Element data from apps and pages

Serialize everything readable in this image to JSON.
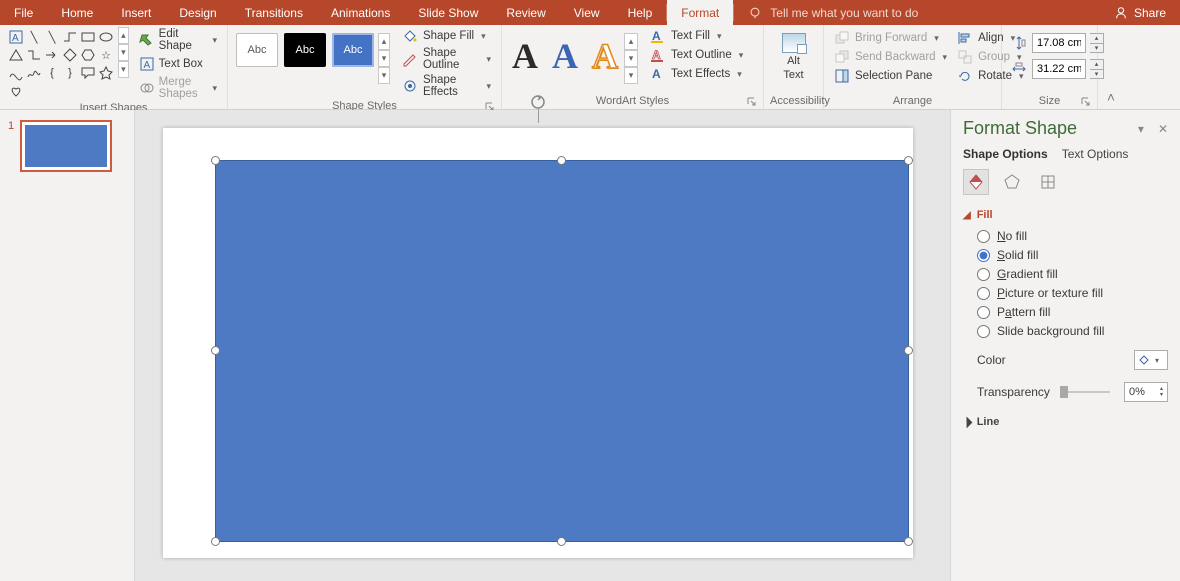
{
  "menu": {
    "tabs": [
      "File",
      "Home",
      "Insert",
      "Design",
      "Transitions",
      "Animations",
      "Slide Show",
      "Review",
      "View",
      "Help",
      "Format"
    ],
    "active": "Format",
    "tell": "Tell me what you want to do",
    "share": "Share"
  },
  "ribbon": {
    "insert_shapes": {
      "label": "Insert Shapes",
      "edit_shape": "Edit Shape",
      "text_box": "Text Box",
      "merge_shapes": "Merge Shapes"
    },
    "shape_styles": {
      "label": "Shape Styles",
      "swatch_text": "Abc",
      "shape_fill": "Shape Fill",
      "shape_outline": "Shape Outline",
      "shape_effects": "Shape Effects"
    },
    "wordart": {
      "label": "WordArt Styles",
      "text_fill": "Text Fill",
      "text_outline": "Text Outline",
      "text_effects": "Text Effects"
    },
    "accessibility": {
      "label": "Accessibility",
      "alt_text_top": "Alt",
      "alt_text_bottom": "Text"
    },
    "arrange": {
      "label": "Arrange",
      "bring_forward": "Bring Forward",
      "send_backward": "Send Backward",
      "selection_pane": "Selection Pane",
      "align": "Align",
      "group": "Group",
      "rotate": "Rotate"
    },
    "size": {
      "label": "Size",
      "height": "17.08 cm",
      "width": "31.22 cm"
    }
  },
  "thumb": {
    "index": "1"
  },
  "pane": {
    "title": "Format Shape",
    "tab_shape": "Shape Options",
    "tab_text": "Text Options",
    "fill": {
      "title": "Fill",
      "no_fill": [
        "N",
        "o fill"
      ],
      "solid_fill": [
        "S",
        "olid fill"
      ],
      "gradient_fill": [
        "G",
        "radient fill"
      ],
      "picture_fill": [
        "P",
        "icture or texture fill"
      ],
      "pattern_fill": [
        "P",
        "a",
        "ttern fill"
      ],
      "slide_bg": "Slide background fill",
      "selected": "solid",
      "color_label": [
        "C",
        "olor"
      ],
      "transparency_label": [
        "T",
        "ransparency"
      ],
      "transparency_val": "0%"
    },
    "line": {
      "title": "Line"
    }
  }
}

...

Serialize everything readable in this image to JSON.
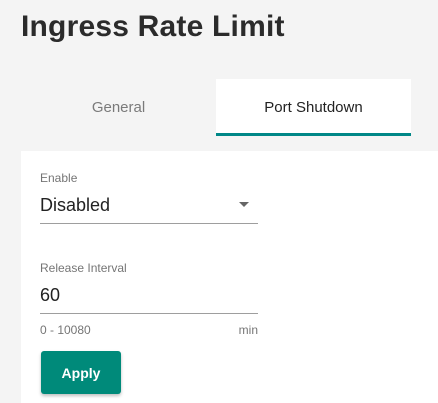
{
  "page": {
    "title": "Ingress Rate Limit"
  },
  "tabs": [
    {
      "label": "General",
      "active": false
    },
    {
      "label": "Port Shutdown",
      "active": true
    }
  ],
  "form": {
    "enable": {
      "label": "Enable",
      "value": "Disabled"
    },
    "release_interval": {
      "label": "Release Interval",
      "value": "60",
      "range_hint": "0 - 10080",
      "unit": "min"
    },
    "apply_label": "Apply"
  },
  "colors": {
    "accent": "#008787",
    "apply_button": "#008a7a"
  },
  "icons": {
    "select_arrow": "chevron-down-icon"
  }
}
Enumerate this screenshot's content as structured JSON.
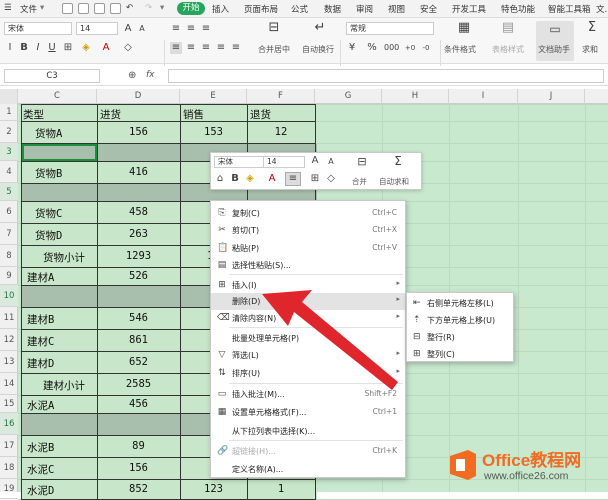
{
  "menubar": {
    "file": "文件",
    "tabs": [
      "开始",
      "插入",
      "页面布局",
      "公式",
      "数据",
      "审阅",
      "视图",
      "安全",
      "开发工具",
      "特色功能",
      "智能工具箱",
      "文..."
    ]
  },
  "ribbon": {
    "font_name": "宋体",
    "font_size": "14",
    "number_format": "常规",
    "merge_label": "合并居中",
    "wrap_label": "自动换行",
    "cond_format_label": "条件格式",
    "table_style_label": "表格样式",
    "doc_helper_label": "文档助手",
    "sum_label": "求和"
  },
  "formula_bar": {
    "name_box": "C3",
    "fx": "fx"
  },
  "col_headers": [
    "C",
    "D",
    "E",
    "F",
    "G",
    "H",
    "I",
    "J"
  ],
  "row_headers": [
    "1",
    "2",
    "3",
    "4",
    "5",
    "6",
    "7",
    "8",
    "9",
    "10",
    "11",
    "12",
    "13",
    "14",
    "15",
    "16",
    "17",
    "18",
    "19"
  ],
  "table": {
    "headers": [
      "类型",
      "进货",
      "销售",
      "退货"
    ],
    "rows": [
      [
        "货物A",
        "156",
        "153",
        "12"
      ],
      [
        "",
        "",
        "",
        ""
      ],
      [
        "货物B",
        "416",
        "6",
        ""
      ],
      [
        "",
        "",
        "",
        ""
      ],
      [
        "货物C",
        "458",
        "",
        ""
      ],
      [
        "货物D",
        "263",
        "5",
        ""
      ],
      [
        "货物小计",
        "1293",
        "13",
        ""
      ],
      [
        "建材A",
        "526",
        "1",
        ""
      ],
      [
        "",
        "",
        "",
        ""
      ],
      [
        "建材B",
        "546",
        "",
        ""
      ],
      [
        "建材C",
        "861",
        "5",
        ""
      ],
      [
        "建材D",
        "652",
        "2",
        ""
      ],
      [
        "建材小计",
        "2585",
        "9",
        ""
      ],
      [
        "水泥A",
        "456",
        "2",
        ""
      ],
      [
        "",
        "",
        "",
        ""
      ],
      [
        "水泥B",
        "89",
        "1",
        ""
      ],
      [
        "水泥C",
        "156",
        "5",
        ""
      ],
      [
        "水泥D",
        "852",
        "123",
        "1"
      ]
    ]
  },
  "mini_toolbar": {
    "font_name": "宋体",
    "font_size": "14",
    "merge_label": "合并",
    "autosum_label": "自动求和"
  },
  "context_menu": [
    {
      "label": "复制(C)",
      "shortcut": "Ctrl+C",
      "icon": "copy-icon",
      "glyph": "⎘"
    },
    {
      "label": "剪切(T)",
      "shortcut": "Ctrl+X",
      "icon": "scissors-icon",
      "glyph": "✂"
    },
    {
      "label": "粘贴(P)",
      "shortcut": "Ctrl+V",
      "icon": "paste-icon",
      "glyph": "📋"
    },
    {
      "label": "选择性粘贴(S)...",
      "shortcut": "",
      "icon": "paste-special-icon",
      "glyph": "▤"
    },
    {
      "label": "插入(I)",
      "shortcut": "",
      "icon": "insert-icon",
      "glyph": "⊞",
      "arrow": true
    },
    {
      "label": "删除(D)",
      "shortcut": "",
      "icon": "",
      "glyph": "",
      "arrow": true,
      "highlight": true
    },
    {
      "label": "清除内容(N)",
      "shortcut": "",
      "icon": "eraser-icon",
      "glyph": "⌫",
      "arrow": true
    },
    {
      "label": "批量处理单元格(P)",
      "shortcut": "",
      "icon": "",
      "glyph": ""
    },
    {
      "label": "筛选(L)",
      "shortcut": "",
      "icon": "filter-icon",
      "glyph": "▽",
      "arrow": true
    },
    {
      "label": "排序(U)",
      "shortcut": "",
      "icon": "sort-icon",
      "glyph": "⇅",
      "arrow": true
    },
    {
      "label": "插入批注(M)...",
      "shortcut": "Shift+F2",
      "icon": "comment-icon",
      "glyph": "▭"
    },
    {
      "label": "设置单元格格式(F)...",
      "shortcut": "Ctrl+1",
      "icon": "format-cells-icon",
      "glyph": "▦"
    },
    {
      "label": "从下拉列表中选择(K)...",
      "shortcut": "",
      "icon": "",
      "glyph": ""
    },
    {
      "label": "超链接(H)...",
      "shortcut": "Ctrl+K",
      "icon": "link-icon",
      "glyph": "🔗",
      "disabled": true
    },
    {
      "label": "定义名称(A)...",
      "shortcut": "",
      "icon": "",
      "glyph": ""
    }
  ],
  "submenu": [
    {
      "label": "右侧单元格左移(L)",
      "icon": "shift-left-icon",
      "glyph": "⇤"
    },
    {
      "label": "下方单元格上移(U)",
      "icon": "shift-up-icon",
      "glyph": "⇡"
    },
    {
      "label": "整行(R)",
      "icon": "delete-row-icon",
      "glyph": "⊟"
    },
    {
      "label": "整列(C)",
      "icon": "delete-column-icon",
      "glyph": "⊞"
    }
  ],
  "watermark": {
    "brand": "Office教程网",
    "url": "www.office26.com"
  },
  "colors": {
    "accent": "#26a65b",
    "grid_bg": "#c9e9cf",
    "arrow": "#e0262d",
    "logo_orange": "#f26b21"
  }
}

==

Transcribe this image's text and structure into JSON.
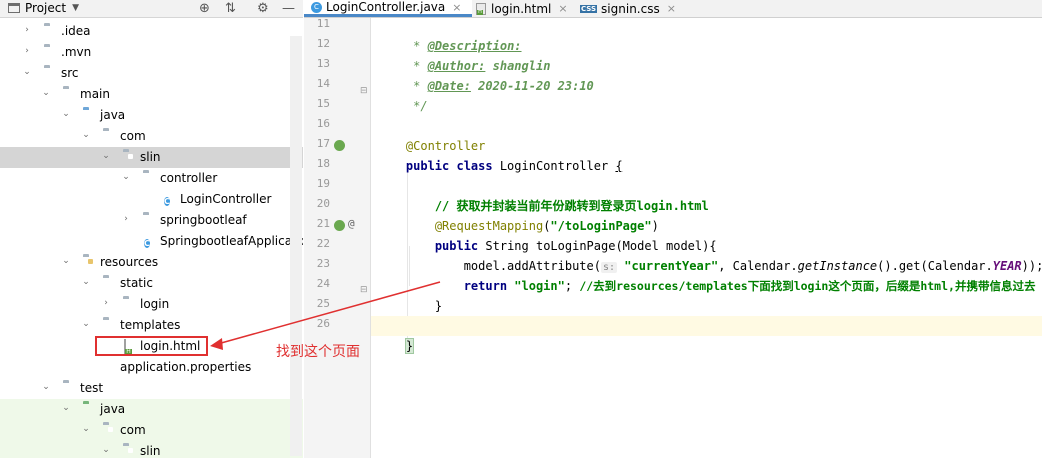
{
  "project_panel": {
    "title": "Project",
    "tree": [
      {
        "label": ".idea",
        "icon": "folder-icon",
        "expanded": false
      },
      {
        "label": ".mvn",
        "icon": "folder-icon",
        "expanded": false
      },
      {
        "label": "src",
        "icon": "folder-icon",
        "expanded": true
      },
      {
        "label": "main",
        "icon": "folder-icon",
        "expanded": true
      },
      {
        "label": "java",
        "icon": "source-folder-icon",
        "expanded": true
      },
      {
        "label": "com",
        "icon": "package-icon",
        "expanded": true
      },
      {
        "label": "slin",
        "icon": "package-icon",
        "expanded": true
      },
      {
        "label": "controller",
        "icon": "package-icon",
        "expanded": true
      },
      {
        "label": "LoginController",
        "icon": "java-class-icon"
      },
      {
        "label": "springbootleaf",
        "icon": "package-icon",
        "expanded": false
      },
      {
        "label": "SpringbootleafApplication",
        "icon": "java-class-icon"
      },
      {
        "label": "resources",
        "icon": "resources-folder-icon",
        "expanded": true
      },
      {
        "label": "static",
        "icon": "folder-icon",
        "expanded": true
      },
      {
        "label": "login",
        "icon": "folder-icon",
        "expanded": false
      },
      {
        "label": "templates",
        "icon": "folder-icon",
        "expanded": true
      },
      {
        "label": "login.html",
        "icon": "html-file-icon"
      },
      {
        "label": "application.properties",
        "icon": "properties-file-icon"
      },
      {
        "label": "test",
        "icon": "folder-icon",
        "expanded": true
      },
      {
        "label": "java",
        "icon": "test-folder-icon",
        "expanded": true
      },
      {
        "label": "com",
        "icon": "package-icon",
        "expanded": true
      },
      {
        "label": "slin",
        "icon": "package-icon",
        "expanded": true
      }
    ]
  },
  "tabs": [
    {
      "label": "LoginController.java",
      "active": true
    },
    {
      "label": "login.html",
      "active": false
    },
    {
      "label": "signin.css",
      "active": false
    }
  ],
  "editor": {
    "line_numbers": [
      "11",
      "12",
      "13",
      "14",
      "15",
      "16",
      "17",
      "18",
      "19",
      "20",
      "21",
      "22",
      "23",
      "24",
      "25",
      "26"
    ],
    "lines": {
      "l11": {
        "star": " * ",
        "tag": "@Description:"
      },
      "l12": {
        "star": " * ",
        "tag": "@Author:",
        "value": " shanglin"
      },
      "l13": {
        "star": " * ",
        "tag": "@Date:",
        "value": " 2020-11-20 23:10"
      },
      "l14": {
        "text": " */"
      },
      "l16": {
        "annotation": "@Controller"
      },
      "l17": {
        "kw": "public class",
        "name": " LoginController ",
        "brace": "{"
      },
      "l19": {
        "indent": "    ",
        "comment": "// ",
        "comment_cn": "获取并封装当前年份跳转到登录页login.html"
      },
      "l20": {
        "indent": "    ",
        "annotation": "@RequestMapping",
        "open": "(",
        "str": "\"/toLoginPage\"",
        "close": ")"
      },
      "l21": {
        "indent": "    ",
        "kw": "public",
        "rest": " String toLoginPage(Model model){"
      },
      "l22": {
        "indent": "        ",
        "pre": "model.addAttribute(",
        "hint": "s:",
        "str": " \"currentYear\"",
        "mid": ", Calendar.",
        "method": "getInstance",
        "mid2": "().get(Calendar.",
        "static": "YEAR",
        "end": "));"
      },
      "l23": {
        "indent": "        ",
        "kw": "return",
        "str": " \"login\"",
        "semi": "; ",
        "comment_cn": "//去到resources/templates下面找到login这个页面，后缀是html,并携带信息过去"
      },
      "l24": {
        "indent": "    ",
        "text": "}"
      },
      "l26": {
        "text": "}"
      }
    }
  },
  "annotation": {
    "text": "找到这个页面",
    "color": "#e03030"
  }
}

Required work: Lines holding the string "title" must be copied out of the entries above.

Answer for this exercise:
    "title": "Format Shape",
      "title": "Fill",
      "title": "Line"
    "title": "Ingress Rate Limit"
    "title": "Project",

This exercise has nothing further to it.